## RECORDS SUPPLIED

[Start of section]

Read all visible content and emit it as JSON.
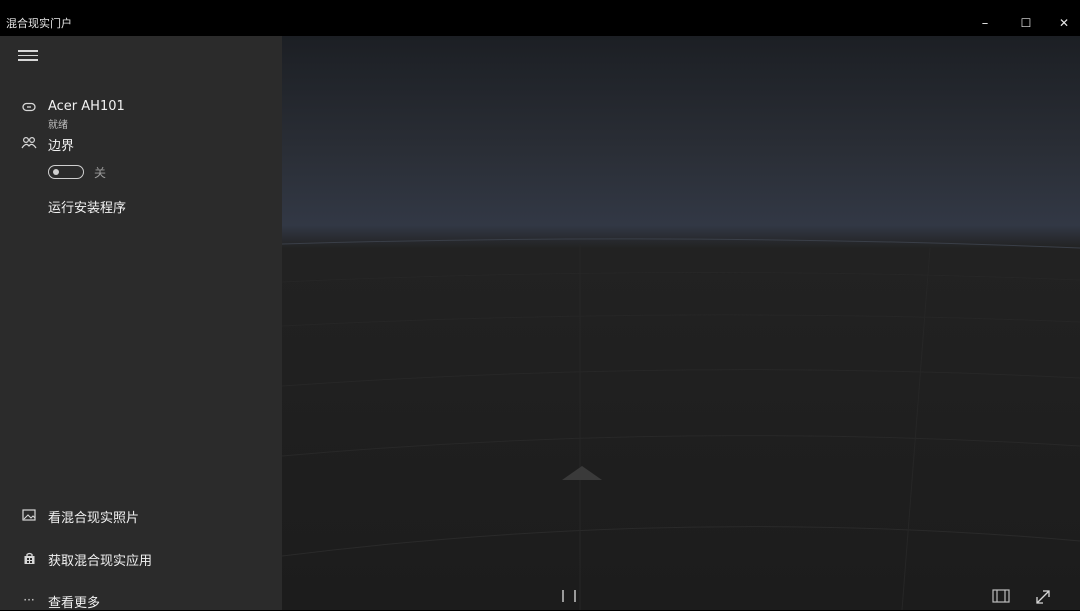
{
  "window": {
    "title": "混合现实门户",
    "controls": {
      "minimize": "–",
      "maximize": "☐",
      "close": "✕"
    }
  },
  "sidebar": {
    "device": {
      "name": "Acer AH101",
      "status": "就绪",
      "icon": "headset-icon"
    },
    "boundary": {
      "label": "边界",
      "icon": "boundary-icon",
      "toggle_state": "关",
      "toggle_on": false
    },
    "run_setup": {
      "label": "运行安装程序"
    },
    "bottom_items": [
      {
        "label": "看混合现实照片",
        "icon": "photo-icon"
      },
      {
        "label": "获取混合现实应用",
        "icon": "store-icon"
      },
      {
        "label": "查看更多",
        "icon": "more-icon",
        "glyph": "···"
      }
    ]
  },
  "viewport": {
    "controls": [
      "pause-icon",
      "mixed-view-icon",
      "expand-icon"
    ]
  },
  "colors": {
    "titlebar": "#000000",
    "sidebar": "#2b2b2b",
    "viewport_sky": "#323845",
    "floor": "#1c1c1c"
  }
}
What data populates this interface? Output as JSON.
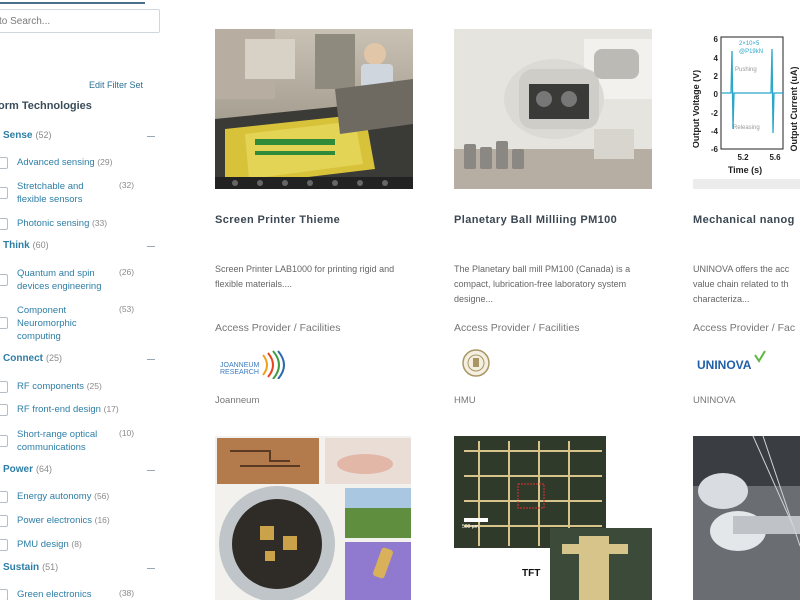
{
  "search": {
    "placeholder": "to Search..."
  },
  "sidebar": {
    "edit_filter": "Edit Filter Set",
    "section_title": "orm Technologies",
    "categories": [
      {
        "label": "Sense",
        "count": "(52)"
      },
      {
        "label": "Think",
        "count": "(60)"
      },
      {
        "label": "Connect",
        "count": "(25)"
      },
      {
        "label": "Power",
        "count": "(64)"
      },
      {
        "label": "Sustain",
        "count": "(51)"
      }
    ],
    "items": [
      {
        "label": "Advanced sensing",
        "count": "(29)"
      },
      {
        "label": "Stretchable and flexible sensors",
        "count": "(32)"
      },
      {
        "label": "Photonic sensing",
        "count": "(33)"
      },
      {
        "label": "Quantum and spin devices engineering",
        "count": "(26)"
      },
      {
        "label": "Component Neuromorphic computing",
        "count": "(53)"
      },
      {
        "label": "RF components",
        "count": "(25)"
      },
      {
        "label": "RF front-end design",
        "count": "(17)"
      },
      {
        "label": "Short-range optical communications",
        "count": "(10)"
      },
      {
        "label": "Energy autonomy",
        "count": "(56)"
      },
      {
        "label": "Power electronics",
        "count": "(16)"
      },
      {
        "label": "PMU design",
        "count": "(8)"
      },
      {
        "label": "Green electronics",
        "count": "(38)"
      }
    ]
  },
  "cards": [
    {
      "title": "Screen Printer Thieme",
      "description": "Screen Printer LAB1000 for printing rigid and flexible materials....",
      "access_label": "Access Provider / Facilities",
      "logo_text": "JOANNEUM RESEARCH",
      "org": "Joanneum"
    },
    {
      "title": "Planetary Ball Milliing PM100",
      "description": "The Planetary ball mill PM100 (Canada) is a compact, lubrication-free laboratory system designe...",
      "access_label": "Access Provider / Facilities",
      "logo_text": "",
      "org": "HMU"
    },
    {
      "title": "Mechanical nanog",
      "description": "UNINOVA offers the acc value chain related to th characteriza...",
      "access_label": "Access Provider / Fac",
      "logo_text": "UNINOVA",
      "org": "UNINOVA"
    }
  ],
  "chart": {
    "ylabel_left": "Output Voltage (V)",
    "ylabel_right": "Output Current (uA)",
    "xlabel": "Time (s)",
    "yticks": [
      "6",
      "4",
      "2",
      "0",
      "-2",
      "-4",
      "-6"
    ],
    "xticks": [
      "5.2",
      "5.6"
    ],
    "legend1": "2×10×5",
    "legend2": "@P19kN",
    "annot_top": "Pushing",
    "annot_bottom": "Releasing"
  },
  "tft_label": "TFT",
  "scale_label": "500 μm",
  "colors": {
    "accent": "#2d7ea6",
    "title": "#3b4752",
    "muted": "#777777"
  }
}
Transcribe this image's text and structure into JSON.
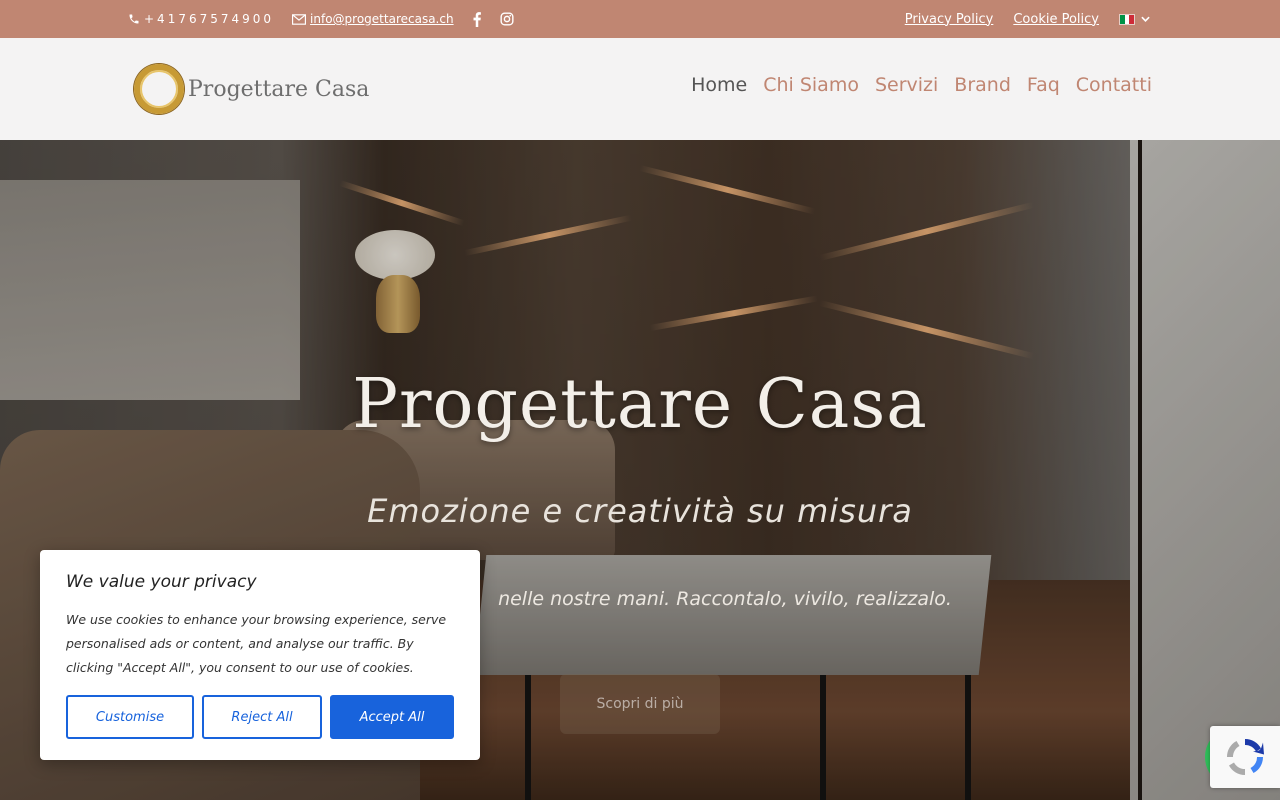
{
  "topbar": {
    "phone": "+41767574900",
    "email": "info@progettarecasa.ch",
    "privacy_policy": "Privacy Policy",
    "cookie_policy": "Cookie Policy"
  },
  "header": {
    "logo_text": "Progettare Casa",
    "nav": [
      {
        "label": "Home"
      },
      {
        "label": "Chi Siamo"
      },
      {
        "label": "Servizi"
      },
      {
        "label": "Brand"
      },
      {
        "label": "Faq"
      },
      {
        "label": "Contatti"
      }
    ]
  },
  "hero": {
    "title": "Progettare Casa",
    "subtitle": "Emozione e creatività su misura",
    "tagline": "nelle nostre mani. Raccontalo, vivilo, realizzalo.",
    "button_label": "Scopri di più"
  },
  "cookie": {
    "title": "We value your privacy",
    "text": "We use cookies to enhance your browsing experience, serve personalised ads or content, and analyse our traffic. By clicking \"Accept All\", you consent to our use of cookies.",
    "customise": "Customise",
    "reject": "Reject All",
    "accept": "Accept All"
  },
  "colors": {
    "brand": "#c08672",
    "accept_blue": "#1863dc"
  },
  "icons": {
    "phone": "phone-icon",
    "email": "envelope-icon",
    "facebook": "facebook-icon",
    "instagram": "instagram-icon",
    "language": "italian-flag-icon",
    "recaptcha": "recaptcha-icon",
    "whatsapp": "whatsapp-icon"
  }
}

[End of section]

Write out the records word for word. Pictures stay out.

Read all visible content and emit it as JSON.
{
  "window": {
    "title": "混合现实门户",
    "controls": {
      "minimize": "–",
      "maximize": "☐",
      "close": "✕"
    }
  },
  "sidebar": {
    "device": {
      "name": "Acer AH101",
      "status": "就绪",
      "icon": "headset-icon"
    },
    "boundary": {
      "label": "边界",
      "icon": "boundary-icon",
      "toggle_state": "关",
      "toggle_on": false
    },
    "run_setup": {
      "label": "运行安装程序"
    },
    "bottom_items": [
      {
        "label": "看混合现实照片",
        "icon": "photo-icon"
      },
      {
        "label": "获取混合现实应用",
        "icon": "store-icon"
      },
      {
        "label": "查看更多",
        "icon": "more-icon",
        "glyph": "···"
      }
    ]
  },
  "viewport": {
    "controls": [
      "pause-icon",
      "mixed-view-icon",
      "expand-icon"
    ]
  },
  "colors": {
    "titlebar": "#000000",
    "sidebar": "#2b2b2b",
    "viewport_sky": "#323845",
    "floor": "#1c1c1c"
  }
}
What data populates this interface? Output as JSON.
{
  "search": {
    "placeholder": "to Search..."
  },
  "sidebar": {
    "edit_filter": "Edit Filter Set",
    "section_title": "orm Technologies",
    "categories": [
      {
        "label": "Sense",
        "count": "(52)"
      },
      {
        "label": "Think",
        "count": "(60)"
      },
      {
        "label": "Connect",
        "count": "(25)"
      },
      {
        "label": "Power",
        "count": "(64)"
      },
      {
        "label": "Sustain",
        "count": "(51)"
      }
    ],
    "items": [
      {
        "label": "Advanced sensing",
        "count": "(29)"
      },
      {
        "label": "Stretchable and flexible sensors",
        "count": "(32)"
      },
      {
        "label": "Photonic sensing",
        "count": "(33)"
      },
      {
        "label": "Quantum and spin devices engineering",
        "count": "(26)"
      },
      {
        "label": "Component Neuromorphic computing",
        "count": "(53)"
      },
      {
        "label": "RF components",
        "count": "(25)"
      },
      {
        "label": "RF front-end design",
        "count": "(17)"
      },
      {
        "label": "Short-range optical communications",
        "count": "(10)"
      },
      {
        "label": "Energy autonomy",
        "count": "(56)"
      },
      {
        "label": "Power electronics",
        "count": "(16)"
      },
      {
        "label": "PMU design",
        "count": "(8)"
      },
      {
        "label": "Green electronics",
        "count": "(38)"
      }
    ]
  },
  "cards": [
    {
      "title": "Screen Printer Thieme",
      "description": "Screen Printer LAB1000 for printing rigid and flexible materials....",
      "access_label": "Access Provider / Facilities",
      "logo_text": "JOANNEUM RESEARCH",
      "org": "Joanneum"
    },
    {
      "title": "Planetary Ball Milliing PM100",
      "description": "The Planetary ball mill PM100 (Canada) is a compact, lubrication-free laboratory system designe...",
      "access_label": "Access Provider / Facilities",
      "logo_text": "",
      "org": "HMU"
    },
    {
      "title": "Mechanical nanog",
      "description": "UNINOVA offers the acc value chain related to th characteriza...",
      "access_label": "Access Provider / Fac",
      "logo_text": "UNINOVA",
      "org": "UNINOVA"
    }
  ],
  "chart": {
    "ylabel_left": "Output Voltage (V)",
    "ylabel_right": "Output Current (uA)",
    "xlabel": "Time (s)",
    "yticks": [
      "6",
      "4",
      "2",
      "0",
      "-2",
      "-4",
      "-6"
    ],
    "xticks": [
      "5.2",
      "5.6"
    ],
    "legend1": "2×10×5",
    "legend2": "@P19kN",
    "annot_top": "Pushing",
    "annot_bottom": "Releasing"
  },
  "tft_label": "TFT",
  "scale_label": "500 μm",
  "colors": {
    "accent": "#2d7ea6",
    "title": "#3b4752",
    "muted": "#777777"
  }
}
Transcribe this image's text and structure into JSON.
{
  "topbar": {
    "phone": "+41767574900",
    "email": "info@progettarecasa.ch",
    "privacy_policy": "Privacy Policy",
    "cookie_policy": "Cookie Policy"
  },
  "header": {
    "logo_text": "Progettare Casa",
    "nav": [
      {
        "label": "Home"
      },
      {
        "label": "Chi Siamo"
      },
      {
        "label": "Servizi"
      },
      {
        "label": "Brand"
      },
      {
        "label": "Faq"
      },
      {
        "label": "Contatti"
      }
    ]
  },
  "hero": {
    "title": "Progettare Casa",
    "subtitle": "Emozione e creatività su misura",
    "tagline": "nelle nostre mani. Raccontalo, vivilo, realizzalo.",
    "button_label": "Scopri di più"
  },
  "cookie": {
    "title": "We value your privacy",
    "text": "We use cookies to enhance your browsing experience, serve personalised ads or content, and analyse our traffic. By clicking \"Accept All\", you consent to our use of cookies.",
    "customise": "Customise",
    "reject": "Reject All",
    "accept": "Accept All"
  },
  "colors": {
    "brand": "#c08672",
    "accept_blue": "#1863dc"
  },
  "icons": {
    "phone": "phone-icon",
    "email": "envelope-icon",
    "facebook": "facebook-icon",
    "instagram": "instagram-icon",
    "language": "italian-flag-icon",
    "recaptcha": "recaptcha-icon",
    "whatsapp": "whatsapp-icon"
  }
}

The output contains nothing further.